Britain By Car - A Motoring History

Honda of the UK Manufacturing Ltd.

Lightbox ImageThe Honda Motor Company’s UK car plant.

Location
Honda of the UK Manufacturing Ltd, Highworth Road, South Marston, Swindon SN3 4TJ

Date
1985 - present

Commentary
Established in 1948, the Honda Motor Company was initially primarily a manufacturer of engines and motorcycles. 

The move to car production began in 1955, with the development of a number of prototypes.  Honda’s first production car, the S360, was shown to dealers in Japan in June 1962, along with the T360 mini-truck.  By late October, a third model had been added, the S500 Honda Sports car.

Lightbox Image

Honda car sales in Britain began in 1966 with the S800, available as both a convertible and coupé. A year later, the N360 and N600 mini-car were added to the UK range.  In 1972, the Z coupé was introduced in Britain, followed a year later by the first generation Honda Civic.

The seeds of Honda’s car production within the UK were sown in 1979 when Honda and British Leyland signed an agreement for a joint project allowing BL to produce the Triumph Acclaim, a copy of the Honda Ballade.

When Honda launched the new Ballade in 1984, BL decided that its version should carry the Rover name, marketing the car as the 213 and 216, with the larger 1.6-litre Maestro engine.

With BL renamed in 1986 as the Rover Group, co-operation with Honda continued with the development of the Rover 800, based on the Honda Legend.
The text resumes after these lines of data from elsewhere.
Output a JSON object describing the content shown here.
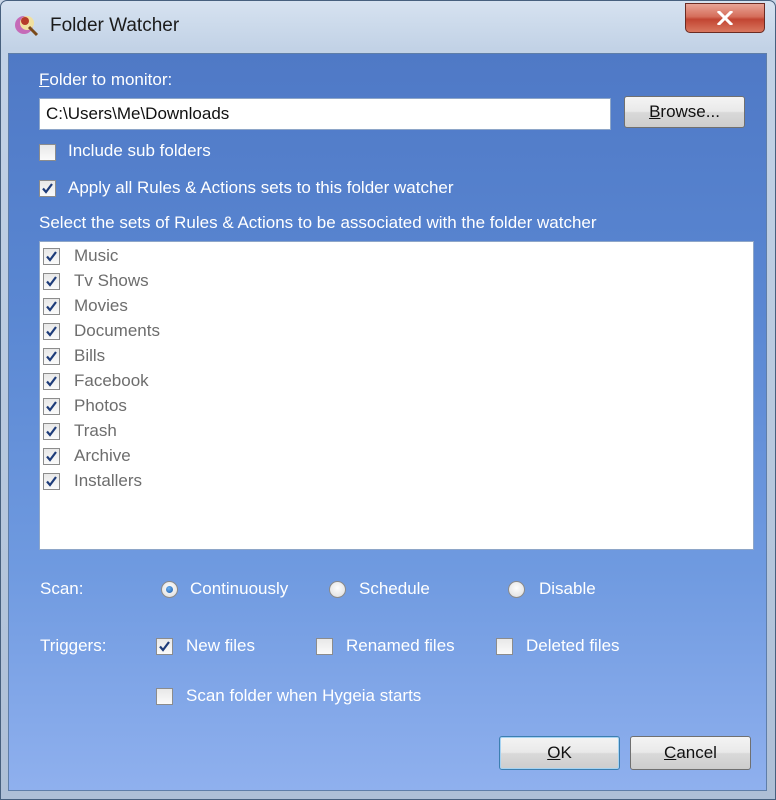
{
  "window": {
    "title": "Folder Watcher"
  },
  "folder": {
    "label_accel": "F",
    "label_rest": "older to monitor:",
    "path": "C:\\Users\\Me\\Downloads",
    "browse_accel": "B",
    "browse_rest": "rowse..."
  },
  "include_sub": {
    "label": "Include sub folders",
    "checked": false
  },
  "apply_all": {
    "label": "Apply all Rules & Actions sets to this folder watcher",
    "checked": true
  },
  "sets": {
    "label": "Select the sets of Rules & Actions to be associated with the folder watcher",
    "items": [
      {
        "label": "Music",
        "checked": true
      },
      {
        "label": "Tv Shows",
        "checked": true
      },
      {
        "label": "Movies",
        "checked": true
      },
      {
        "label": "Documents",
        "checked": true
      },
      {
        "label": "Bills",
        "checked": true
      },
      {
        "label": "Facebook",
        "checked": true
      },
      {
        "label": "Photos",
        "checked": true
      },
      {
        "label": "Trash",
        "checked": true
      },
      {
        "label": "Archive",
        "checked": true
      },
      {
        "label": "Installers",
        "checked": true
      }
    ]
  },
  "scan": {
    "label": "Scan:",
    "options": [
      {
        "label": "Continuously",
        "selected": true
      },
      {
        "label": "Schedule",
        "selected": false
      },
      {
        "label": "Disable",
        "selected": false
      }
    ]
  },
  "triggers": {
    "label": "Triggers:",
    "options": [
      {
        "label": "New files",
        "checked": true
      },
      {
        "label": "Renamed files",
        "checked": false
      },
      {
        "label": "Deleted files",
        "checked": false
      }
    ]
  },
  "scan_on_start": {
    "label": "Scan folder when Hygeia starts",
    "checked": false
  },
  "buttons": {
    "ok_accel": "O",
    "ok_rest": "K",
    "cancel_accel": "C",
    "cancel_rest": "ancel"
  }
}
Honda’s presence in the UK took a further step forward in 1985 with the establishment of the present company, Honda of the UK Manufacturing Ltd, and the acquisition of South Marston Airfield, to the north east of Swindon, as a pre-delivery test centre and parts warehouse.
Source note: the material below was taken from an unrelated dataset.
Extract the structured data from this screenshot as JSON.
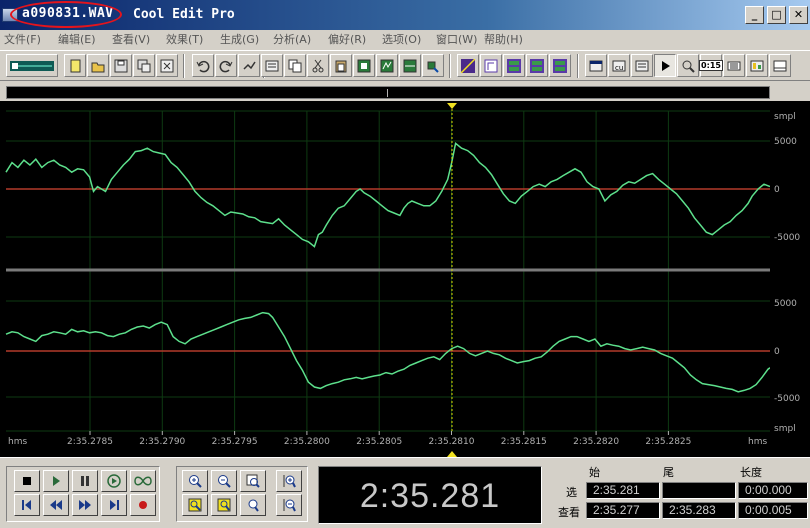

Lightbox Image

South Marston Airfield was initially built, around 1940, as a Ministry of Aircraft Production shadow factory and airfield where Miles Master and Short Stirling bombers were produced. Vickers-Armstrongs-Supermarine acquired the site later in the War and produced Supermarine aircraft including the Spitfire, Swift and Scimitar there until the early 1960s.

Despite the sale of Rover to British Aerospace (BAe) in 1987, under the UK government’s privatisation programme, collaboration between Honda and Rover continued to develop.  In 1989, Honda opened an engine plant on the Swindon site, and in 1990 the two companies formed an agreement under which Honda took a 20 per cent stake in Rover, and Rover owned 20 per cent of Honda’s UK arm.  In 1992, Honda commenced manufacture of its first complete cars in Swindon, with the launch of the fifth generation Honda Accord.

However, the partnership began to unravel when BAe revealed to Honda, in 1993, its intention to dispose of Rover.  After contracted negotiations with Honda, the BAe board of directors chose to accept a rival offer for Rover from BMW.  

Although Honda continued to supply engines for those Rover cars that they had largely designed, the termination of the agreement between Honda and Rover marked the point at which Swindon became a facility entirely focussed on Honda’s European operations.  

Lightbox Image

In 1994, production of the Honda Civic, began in Swindon, alongside the Accord.  The Civic, and its Tourer and Type-R variants, continue to be produce in Swindon today, along with the CR-V, Honda’s compact SUV.

Further details 
• Honda worldwide: http://world.honda.com.
• Honda UK: www.hondamanufacturing.co.uk.
• When Rover met Honda, Mike Carver, Nicholas Seale and Anne Youngson, CSY Publishing, 2008.